[Opening Excerpted data section]

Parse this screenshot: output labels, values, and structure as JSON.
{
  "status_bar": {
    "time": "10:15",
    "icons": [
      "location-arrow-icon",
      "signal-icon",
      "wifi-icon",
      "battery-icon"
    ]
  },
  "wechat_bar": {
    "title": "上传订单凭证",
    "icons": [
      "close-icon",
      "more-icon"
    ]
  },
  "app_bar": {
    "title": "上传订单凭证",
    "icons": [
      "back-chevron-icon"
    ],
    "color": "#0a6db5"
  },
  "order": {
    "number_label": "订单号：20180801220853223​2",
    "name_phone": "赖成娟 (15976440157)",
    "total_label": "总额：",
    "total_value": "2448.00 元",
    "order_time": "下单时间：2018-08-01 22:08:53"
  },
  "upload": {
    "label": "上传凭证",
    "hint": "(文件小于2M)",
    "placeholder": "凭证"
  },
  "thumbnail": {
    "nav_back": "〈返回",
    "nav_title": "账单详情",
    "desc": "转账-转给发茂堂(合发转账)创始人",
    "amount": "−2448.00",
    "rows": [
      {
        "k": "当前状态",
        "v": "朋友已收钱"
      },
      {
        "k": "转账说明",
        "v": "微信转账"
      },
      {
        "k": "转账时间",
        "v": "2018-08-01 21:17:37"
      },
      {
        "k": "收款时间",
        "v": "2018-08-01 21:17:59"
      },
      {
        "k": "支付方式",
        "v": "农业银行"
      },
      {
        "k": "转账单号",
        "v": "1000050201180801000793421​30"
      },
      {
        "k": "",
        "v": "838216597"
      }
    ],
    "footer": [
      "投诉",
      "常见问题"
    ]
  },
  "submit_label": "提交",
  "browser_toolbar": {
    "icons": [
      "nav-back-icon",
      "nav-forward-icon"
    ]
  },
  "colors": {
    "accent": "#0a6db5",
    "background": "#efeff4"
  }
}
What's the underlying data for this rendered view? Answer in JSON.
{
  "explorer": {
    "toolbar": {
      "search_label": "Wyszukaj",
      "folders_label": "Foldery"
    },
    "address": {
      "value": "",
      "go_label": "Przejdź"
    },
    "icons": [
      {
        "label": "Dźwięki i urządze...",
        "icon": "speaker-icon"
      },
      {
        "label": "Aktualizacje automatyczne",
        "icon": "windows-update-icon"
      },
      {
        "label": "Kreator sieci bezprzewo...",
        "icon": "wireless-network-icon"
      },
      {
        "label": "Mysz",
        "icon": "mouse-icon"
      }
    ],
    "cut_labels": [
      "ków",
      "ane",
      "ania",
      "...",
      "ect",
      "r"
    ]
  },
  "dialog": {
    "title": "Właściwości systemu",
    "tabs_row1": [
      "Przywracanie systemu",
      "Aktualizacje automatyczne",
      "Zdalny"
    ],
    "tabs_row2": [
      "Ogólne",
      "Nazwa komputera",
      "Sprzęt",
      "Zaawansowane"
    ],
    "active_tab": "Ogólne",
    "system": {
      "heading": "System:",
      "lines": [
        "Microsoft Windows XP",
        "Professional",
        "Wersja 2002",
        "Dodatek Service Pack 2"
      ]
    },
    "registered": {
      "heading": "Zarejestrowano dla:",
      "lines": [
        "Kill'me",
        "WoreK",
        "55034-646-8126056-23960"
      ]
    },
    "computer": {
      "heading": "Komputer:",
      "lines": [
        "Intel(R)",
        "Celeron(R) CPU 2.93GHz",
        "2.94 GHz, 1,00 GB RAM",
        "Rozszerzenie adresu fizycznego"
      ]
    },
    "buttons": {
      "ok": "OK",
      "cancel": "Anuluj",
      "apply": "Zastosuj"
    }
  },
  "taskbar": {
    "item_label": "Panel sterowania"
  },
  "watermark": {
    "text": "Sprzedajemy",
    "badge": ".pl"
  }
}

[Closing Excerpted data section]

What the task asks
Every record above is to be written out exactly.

Response area
Parse this screenshot: output labels, values, and structure as JSON.
{
  "status_bar": {
    "time": "10:15",
    "icons": [
      "location-arrow-icon",
      "signal-icon",
      "wifi-icon",
      "battery-icon"
    ]
  },
  "wechat_bar": {
    "title": "上传订单凭证",
    "icons": [
      "close-icon",
      "more-icon"
    ]
  },
  "app_bar": {
    "title": "上传订单凭证",
    "icons": [
      "back-chevron-icon"
    ],
    "color": "#0a6db5"
  },
  "order": {
    "number_label": "订单号：20180801220853223​2",
    "name_phone": "赖成娟 (15976440157)",
    "total_label": "总额：",
    "total_value": "2448.00 元",
    "order_time": "下单时间：2018-08-01 22:08:53"
  },
  "upload": {
    "label": "上传凭证",
    "hint": "(文件小于2M)",
    "placeholder": "凭证"
  },
  "thumbnail": {
    "nav_back": "〈返回",
    "nav_title": "账单详情",
    "desc": "转账-转给发茂堂(合发转账)创始人",
    "amount": "−2448.00",
    "rows": [
      {
        "k": "当前状态",
        "v": "朋友已收钱"
      },
      {
        "k": "转账说明",
        "v": "微信转账"
      },
      {
        "k": "转账时间",
        "v": "2018-08-01 21:17:37"
      },
      {
        "k": "收款时间",
        "v": "2018-08-01 21:17:59"
      },
      {
        "k": "支付方式",
        "v": "农业银行"
      },
      {
        "k": "转账单号",
        "v": "1000050201180801000793421​30"
      },
      {
        "k": "",
        "v": "838216597"
      }
    ],
    "footer": [
      "投诉",
      "常见问题"
    ]
  },
  "submit_label": "提交",
  "browser_toolbar": {
    "icons": [
      "nav-back-icon",
      "nav-forward-icon"
    ]
  },
  "colors": {
    "accent": "#0a6db5",
    "background": "#efeff4"
  }
}
What's the underlying data for this rendered view? Answer in JSON.
{
  "explorer": {
    "toolbar": {
      "search_label": "Wyszukaj",
      "folders_label": "Foldery"
    },
    "address": {
      "value": "",
      "go_label": "Przejdź"
    },
    "icons": [
      {
        "label": "Dźwięki i urządze...",
        "icon": "speaker-icon"
      },
      {
        "label": "Aktualizacje automatyczne",
        "icon": "windows-update-icon"
      },
      {
        "label": "Kreator sieci bezprzewo...",
        "icon": "wireless-network-icon"
      },
      {
        "label": "Mysz",
        "icon": "mouse-icon"
      }
    ],
    "cut_labels": [
      "ków",
      "ane",
      "ania",
      "...",
      "ect",
      "r"
    ]
  },
  "dialog": {
    "title": "Właściwości systemu",
    "tabs_row1": [
      "Przywracanie systemu",
      "Aktualizacje automatyczne",
      "Zdalny"
    ],
    "tabs_row2": [
      "Ogólne",
      "Nazwa komputera",
      "Sprzęt",
      "Zaawansowane"
    ],
    "active_tab": "Ogólne",
    "system": {
      "heading": "System:",
      "lines": [
        "Microsoft Windows XP",
        "Professional",
        "Wersja 2002",
        "Dodatek Service Pack 2"
      ]
    },
    "registered": {
      "heading": "Zarejestrowano dla:",
      "lines": [
        "Kill'me",
        "WoreK",
        "55034-646-8126056-23960"
      ]
    },
    "computer": {
      "heading": "Komputer:",
      "lines": [
        "Intel(R)",
        "Celeron(R) CPU 2.93GHz",
        "2.94 GHz, 1,00 GB RAM",
        "Rozszerzenie adresu fizycznego"
      ]
    },
    "buttons": {
      "ok": "OK",
      "cancel": "Anuluj",
      "apply": "Zastosuj"
    }
  },
  "taskbar": {
    "item_label": "Panel sterowania"
  },
  "watermark": {
    "text": "Sprzedajemy",
    "badge": ".pl"
  }
}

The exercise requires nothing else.